→ Stored records
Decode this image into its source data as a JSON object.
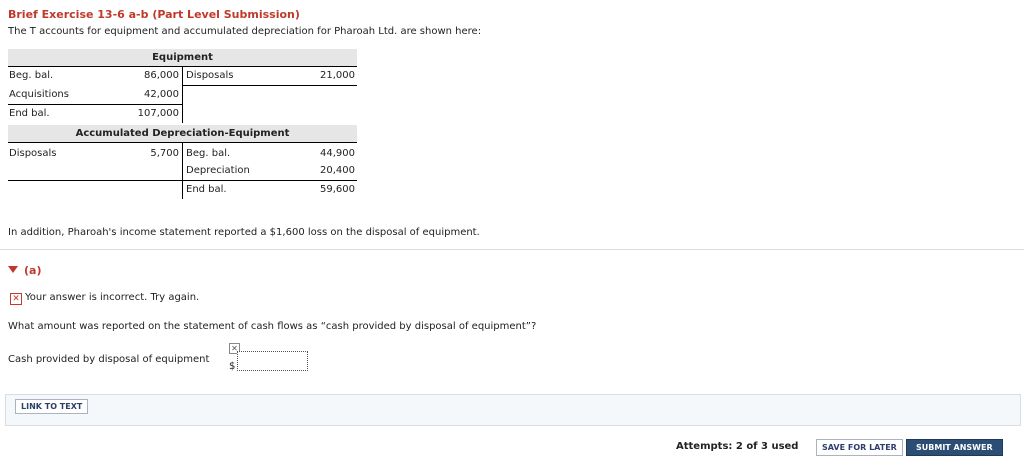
{
  "header": {
    "title": "Brief Exercise 13-6 a-b (Part Level Submission)",
    "intro": "The T accounts for equipment and accumulated depreciation for Pharoah Ltd. are shown here:"
  },
  "equipment": {
    "title": "Equipment",
    "rows": [
      {
        "left_label": "Beg. bal.",
        "left_amount": "86,000",
        "right_label": "Disposals",
        "right_amount": "21,000"
      },
      {
        "left_label": "Acquisitions",
        "left_amount": "42,000",
        "right_label": "",
        "right_amount": ""
      },
      {
        "left_label": "End bal.",
        "left_amount": "107,000",
        "right_label": "",
        "right_amount": ""
      }
    ]
  },
  "accum_dep": {
    "title": "Accumulated Depreciation-Equipment",
    "rows": [
      {
        "left_label": "Disposals",
        "left_amount": "5,700",
        "right_label": "Beg. bal.",
        "right_amount": "44,900"
      },
      {
        "left_label": "",
        "left_amount": "",
        "right_label": "Depreciation",
        "right_amount": "20,400"
      },
      {
        "left_label": "",
        "left_amount": "",
        "right_label": "End bal.",
        "right_amount": "59,600"
      }
    ]
  },
  "note": "In addition, Pharoah's income statement reported a $1,600 loss on the disposal of equipment.",
  "part_a": {
    "label": "(a)",
    "status_icon": "x-icon",
    "status_text": "Your answer is incorrect.  Try again.",
    "question": "What amount was reported on the statement of cash flows as “cash provided by disposal of equipment”?",
    "input_label": "Cash provided by disposal of equipment",
    "currency": "$",
    "input_value": ""
  },
  "footer": {
    "link_label": "LINK TO TEXT",
    "attempts": "Attempts: 2 of 3 used",
    "save_label": "SAVE FOR LATER",
    "submit_label": "SUBMIT ANSWER"
  },
  "colors": {
    "accent_red": "#c0392b",
    "button_navy": "#2c4d74"
  }
}
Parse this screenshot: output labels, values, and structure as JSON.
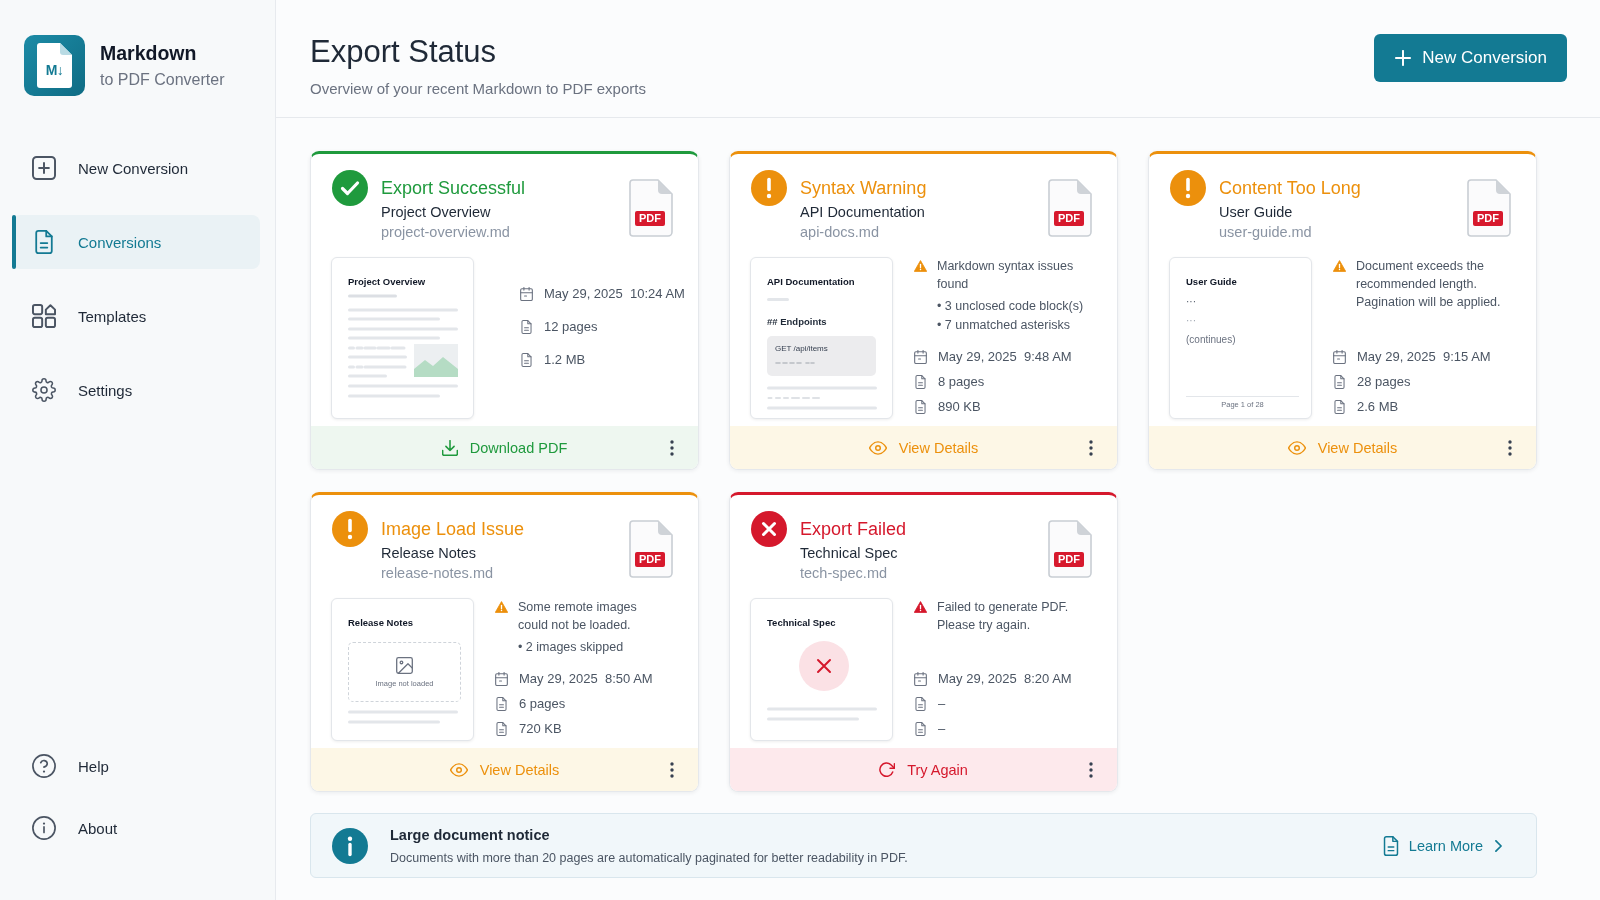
{
  "sidebar": {
    "logo_mark": "M↓",
    "app_title": "Markdown",
    "app_subtitle": "to PDF Converter",
    "nav_items": [
      {
        "label": "New Conversion",
        "selected": false
      },
      {
        "label": "Conversions",
        "selected": true
      },
      {
        "label": "Templates",
        "selected": false
      },
      {
        "label": "Settings",
        "selected": false
      }
    ],
    "footer_items": [
      {
        "label": "Help"
      },
      {
        "label": "About"
      }
    ]
  },
  "header": {
    "title": "Export Status",
    "subtitle": "Overview of your recent Markdown to PDF exports",
    "new_button": "New Conversion"
  },
  "cards": [
    {
      "kind": "success",
      "status": "Export Successful",
      "document": "Project Overview",
      "file": "project-overview.md",
      "file_type": "PDF",
      "preview": {
        "kind": "article",
        "title": "Project Overview"
      },
      "meta": {
        "date": "May 29, 2025  10:24 AM",
        "pages": "12 pages",
        "size": "1.2 MB"
      },
      "action": "Download PDF"
    },
    {
      "kind": "warning",
      "status": "Syntax Warning",
      "document": "API Documentation",
      "file": "api-docs.md",
      "file_type": "PDF",
      "preview": {
        "kind": "code",
        "title": "API Documentation",
        "heading": "## Endpoints",
        "code": "GET /api/items"
      },
      "message": {
        "text": "Markdown syntax issues found",
        "bullets": [
          "• 3 unclosed code block(s)",
          "• 7 unmatched asterisks"
        ]
      },
      "meta": {
        "date": "May 29, 2025  9:48 AM",
        "pages": "8 pages",
        "size": "890 KB"
      },
      "action": "View Details"
    },
    {
      "kind": "warning",
      "status": "Content Too Long",
      "document": "User Guide",
      "file": "user-guide.md",
      "file_type": "PDF",
      "preview": {
        "kind": "long",
        "title": "User Guide",
        "lines": [
          "···",
          "···",
          "(continues)"
        ],
        "page_label": "Page 1 of 28"
      },
      "message": {
        "text": "Document exceeds the recommended length. Pagination will be applied."
      },
      "meta": {
        "date": "May 29, 2025  9:15 AM",
        "pages": "28 pages",
        "size": "2.6 MB"
      },
      "action": "View Details"
    },
    {
      "kind": "warning",
      "status": "Image Load Issue",
      "document": "Release Notes",
      "file": "release-notes.md",
      "file_type": "PDF",
      "preview": {
        "kind": "missing_image",
        "title": "Release Notes",
        "caption": "Image not loaded"
      },
      "message": {
        "text": "Some remote images could not be loaded.",
        "bullets": [
          "• 2 images skipped"
        ]
      },
      "meta": {
        "date": "May 29, 2025  8:50 AM",
        "pages": "6 pages",
        "size": "720 KB"
      },
      "action": "View Details"
    },
    {
      "kind": "error",
      "status": "Export Failed",
      "document": "Technical Spec",
      "file": "tech-spec.md",
      "file_type": "PDF",
      "preview": {
        "kind": "failed",
        "title": "Technical Spec"
      },
      "message": {
        "text": "Failed to generate PDF. Please try again."
      },
      "meta": {
        "date": "May 29, 2025  8:20 AM",
        "pages": "–",
        "size": "–"
      },
      "action": "Try Again"
    }
  ],
  "notice": {
    "title": "Large document notice",
    "text": "Documents with more than 20 pages are automatically paginated for better readability in PDF.",
    "link": "Learn More"
  }
}
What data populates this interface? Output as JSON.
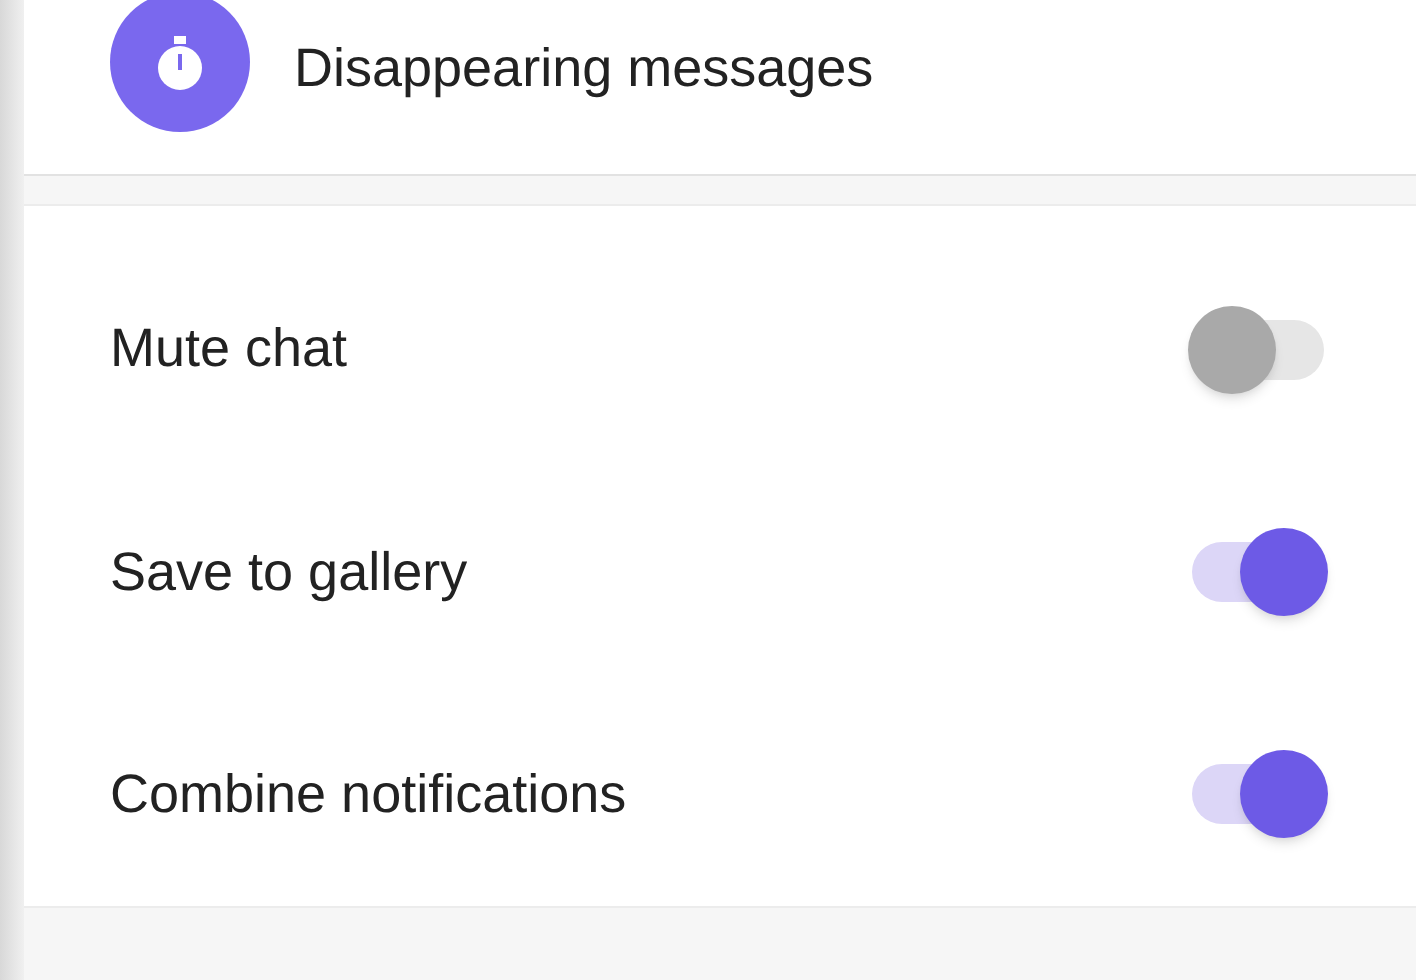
{
  "header_item": {
    "label": "Disappearing messages"
  },
  "settings": [
    {
      "label": "Mute chat",
      "on": false
    },
    {
      "label": "Save to gallery",
      "on": true
    },
    {
      "label": "Combine notifications",
      "on": true
    }
  ]
}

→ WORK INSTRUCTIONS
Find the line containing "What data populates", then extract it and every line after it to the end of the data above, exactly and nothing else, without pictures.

→ RESPONSE TO THIS TASK
What data populates this interface? Output as JSON.
{
  "header_item": {
    "label": "Disappearing messages"
  },
  "settings": [
    {
      "label": "Mute chat",
      "on": false
    },
    {
      "label": "Save to gallery",
      "on": true
    },
    {
      "label": "Combine notifications",
      "on": true
    }
  ]
}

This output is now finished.